Aug 312006
Authors: ALEX CLARK Daily Nebraskan U. Nebraska

(U-WIRE) LINCOLN, Neb. – When I read last week about the changes in national average SAT and ACT scores for 2006 compared to previous years, I began thinking again about how the American education system’s emphasis on these sorts of scores is thoroughly rotten.

Apparently, national ACT averages have gone up from 20.9 to 21.1, which means high school seniors are getting smarter. Meanwhile, average SAT critical reading scores have dropped from 508 to 503and the math mean has dropped from 520 to 518, which means high school seniors are getting dumber.

Are you skeptical of the importance of these changes in light of their contradictory messages? Do you doubt the ability of standardized tests to say anything important and accurate about incoming freshmen’s academic abilities and value to a university?

If yes, I’d like to invite you to join me in making a one-handed “wanking” gesture to express disapproval of the cult of standardized testing’s national self-aggrandizement.

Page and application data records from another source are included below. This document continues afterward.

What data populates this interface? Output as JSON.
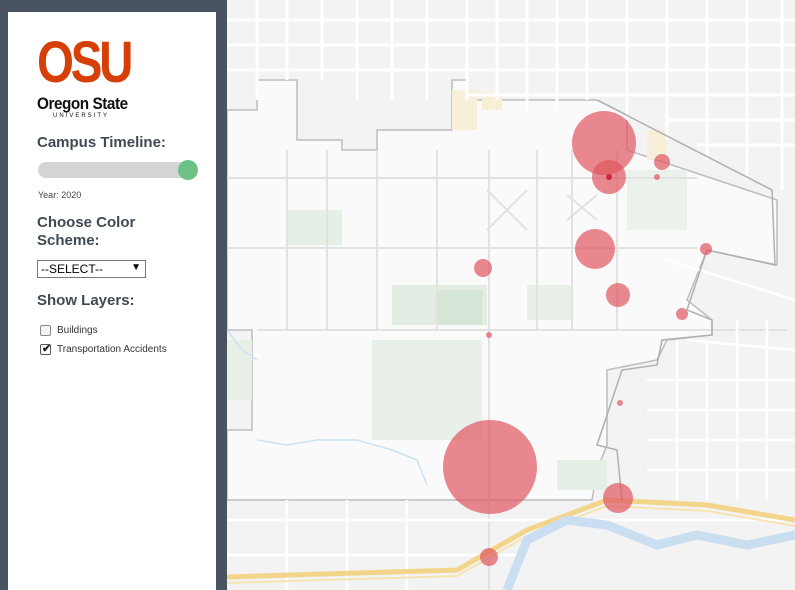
{
  "logo": {
    "wordmark": "OSU",
    "name": "Oregon State",
    "sub": "UNIVERSITY"
  },
  "timeline": {
    "title": "Campus Timeline:",
    "year_label": "Year:",
    "year": "2020",
    "value": 1.0
  },
  "color_scheme": {
    "title": "Choose Color Scheme:",
    "selected": "--SELECT--"
  },
  "layers": {
    "title": "Show Layers:",
    "items": [
      {
        "label": "Buildings",
        "checked": false
      },
      {
        "label": "Transportation Accidents",
        "checked": true
      }
    ]
  },
  "colors": {
    "accent": "#d73f09",
    "slider_thumb": "#6ec186",
    "accident_marker": "#e05560",
    "sidebar_frame": "#4a5460"
  }
}
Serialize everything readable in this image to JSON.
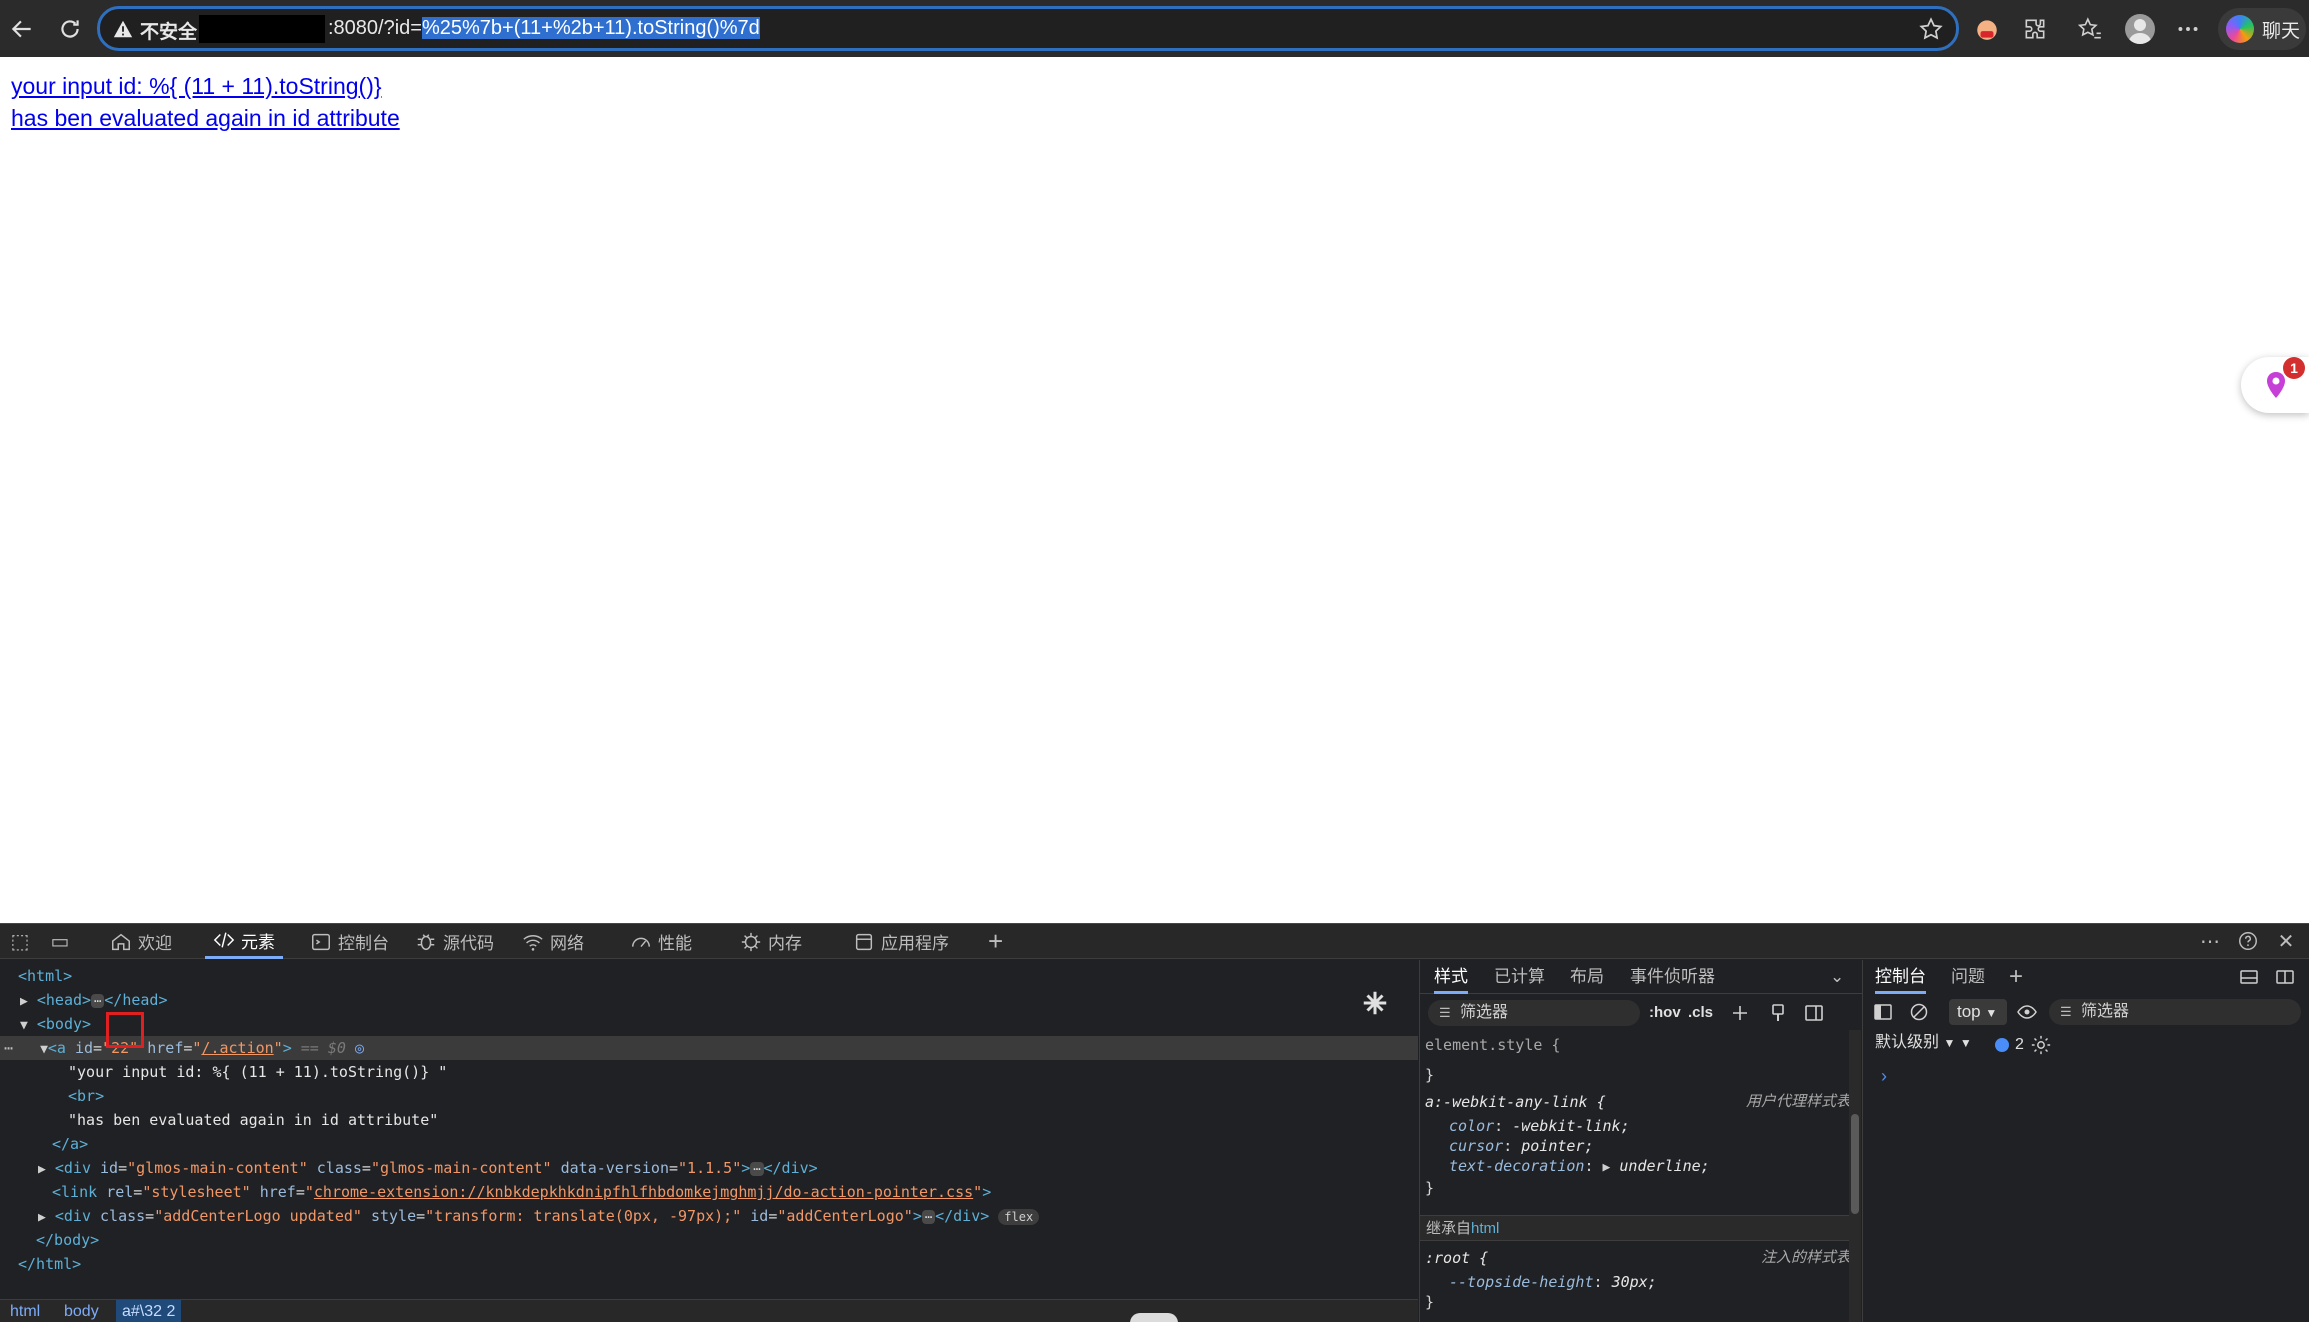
{
  "browser": {
    "security_label": "不安全",
    "url_host": ":8080/?id=",
    "url_query_selected": "%25%7b+(11+%2b+11).toString()%7d",
    "chat_label": "聊天"
  },
  "page": {
    "link_line1": "your input id: %{ (11 + 11).toString()}",
    "link_line2": "has ben evaluated again in id attribute",
    "notification_count": "1"
  },
  "devtools": {
    "tabs": [
      {
        "label": "欢迎",
        "icon": "home-icon"
      },
      {
        "label": "元素",
        "icon": "code-icon",
        "active": true
      },
      {
        "label": "控制台",
        "icon": "console-icon"
      },
      {
        "label": "源代码",
        "icon": "bug-icon"
      },
      {
        "label": "网络",
        "icon": "wifi-icon"
      },
      {
        "label": "性能",
        "icon": "gauge-icon"
      },
      {
        "label": "内存",
        "icon": "memory-icon"
      },
      {
        "label": "应用程序",
        "icon": "app-icon"
      }
    ],
    "elements": {
      "html_open": "<html>",
      "head": "<head>",
      "head_close": "</head>",
      "body_open": "<body>",
      "a_tag": "a",
      "a_id_value": "22",
      "a_href_value": "/.action",
      "eq_dollar": "== $0",
      "text1": "\"your input id: %{ (11 + 11).toString()} \"",
      "br": "<br>",
      "text2": "\"has ben evaluated again in id attribute\"",
      "a_close": "</a>",
      "div_id_value": "glmos-main-content",
      "div_class_value": "glmos-main-content",
      "div_version_value": "1.1.5",
      "link_rel_value": "stylesheet",
      "link_href_value": "chrome-extension://knbkdepkhkdnipfhlfhbdomkejmghmjj/do-action-pointer.css",
      "div2_class_value": "addCenterLogo updated",
      "div2_style_value": "transform: translate(0px, -97px);",
      "div2_id_value": "addCenterLogo",
      "flex_badge": "flex",
      "body_close": "</body>",
      "html_close": "</html>"
    },
    "breadcrumbs": [
      "html",
      "body",
      "a#\\32 2"
    ],
    "styles": {
      "tabs": [
        "样式",
        "已计算",
        "布局",
        "事件侦听器"
      ],
      "filter_placeholder": "筛选器",
      "hov": ":hov",
      "cls": ".cls",
      "element_style": "element.style {",
      "close_brace": "}",
      "rule1_selector": "a:-webkit-any-link {",
      "rule1_origin": "用户代理样式表",
      "rule1_props": [
        {
          "name": "color",
          "value": "-webkit-link;"
        },
        {
          "name": "cursor",
          "value": "pointer;"
        },
        {
          "name": "text-decoration",
          "value": "underline;"
        }
      ],
      "inherited_prefix": "继承自",
      "inherited_tag": "html",
      "rule2_selector": ":root {",
      "rule2_origin": "注入的样式表",
      "rule2_prop_name": "--topside-height",
      "rule2_prop_value": "30px;"
    },
    "console": {
      "tabs": [
        "控制台",
        "问题"
      ],
      "context": "top",
      "filter_placeholder": "筛选器",
      "levels_label": "默认级别",
      "message_count": "2",
      "prompt": "›"
    }
  }
}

The makers of the SAT have attributed the national drop in average SAT scores to the fact that fewer people retook the test this past year, and, typically, students’ scores increase a little on subsequent retestings. The organization says it has nothing to do with the fact that the new writing section has stretched out the duration of the test by 25 percent.

For the record, Nebraska’s average ACT scores have climbed from 21.8 to 21.9. The Cornhusker State’s SAT reading and math scores jumped 2 and 4 points, respectively.

Wow, is your hand getting tired, too?

A lot of people in higher education already know to take standardized test scores with a huge grain of salt.

In a story published in the Daily Nebraskan on March 31 concerning 4,000 incorrectly low-scored SAT tests, Craig Munier, the director of the Scholarship and Financial Aid Office at the University of Nebraska-Lincoln, pointed out class rank is a much better indicator of ability than test scores. He said that his office shies away from focusing too much on test scores.

More famous is the 2001 criticism of standardized testing by University of California President Richard C. Atkinson.

His speech was a key part of the reason why the SAT and ACT both now include writing sections.

In his speech entitled “Standardized Tests and Access to American Universities,” Atkinson advocated abandoning the SAT I as a requirement of admission to the UC system and a shift away from formulaic admission procedures with heavy emphasis on test scores.

He instead favors entrance tests that demonstrate students’ “mastery of specific subject areas.”

This is a superb goal and part of the reason why I see the ACT rather than the SAT as the lesser of two evils. At least when I took them, the ACT seemed less a test of “cleverness” and more a test of skills you should learn in high school.

And yet, tests of mastery rather than “aptitude” are still pretty onerous without something to give admissions staff a sense of a student’s circumstances and character.

I’ll use myself as an example. When I applied to UNL four years ago, I guess I mailed the university proof of the right magic numbers to get it to toss a little scholarship money my way.

But what the magic numbers didn’t show is that though I’m kind of “clever,” I’m a pretty awful student. I have little self-discipline, a very short attention span and poor study skills. When I have coursework, I always wait until the last possible moment to complete it, if I complete it at all. Self-motivation is not my strong point.

So a lot of what should never have been offered to me in the first place during my freshman year was yanked away abruptly when my grades proved to be mediocre.

Meanwhile, I know lots of highly organized, high-performing, very deserving classmates who never even got the scholarship opportunities I wasted because they’re bad at math.

Applying to be an undergraduate student at a university should be more like applying for a job. It should revolve around cover sheets, resum/s, personal statements, letters of recommendation and interviews.

Writing a novel just for fun, speaking four languages, building robots in your garage or volunteering for hundreds of hours on political campaigns should count more than a 36 or a 1600.

There isn’t a field on UNL’s application for undergraduate admission where you can write things like that, though there is space to indicate three dates of both SAT and ACT testing. A note above these blanks warns, “The writing portion of both the SAT and ACT is not used for admission purposes at the University of Nebraska-Lincoln.”

There is an invitation near the end to send a resum/, but the application says this is only for leadership-based scholarships such as the Chancellor’s Leadership Scholarship and the Pepsi Service scholarship, each good for $1000 your freshman year only.

These are piddly compared to scholarships like the Regent’s Scholarship, Nebraska Top Scholars and David Distinguished Scholarship. These are based solely on magic numbers and much more valuable.

Shifting emphases in admissions and scholarship would require overcoming the resistance of the cult of standardized testing as well as putting huge burdens on admissions offices that are worked far beyond their capacity. It takes more time to read essays than to sort a column of ACT scores in a spreadsheet by descending order.

But America deserves the fairest, best educational system possible.

 Posted by at 5:00 pm

Sorry, the comment form is closed at this time.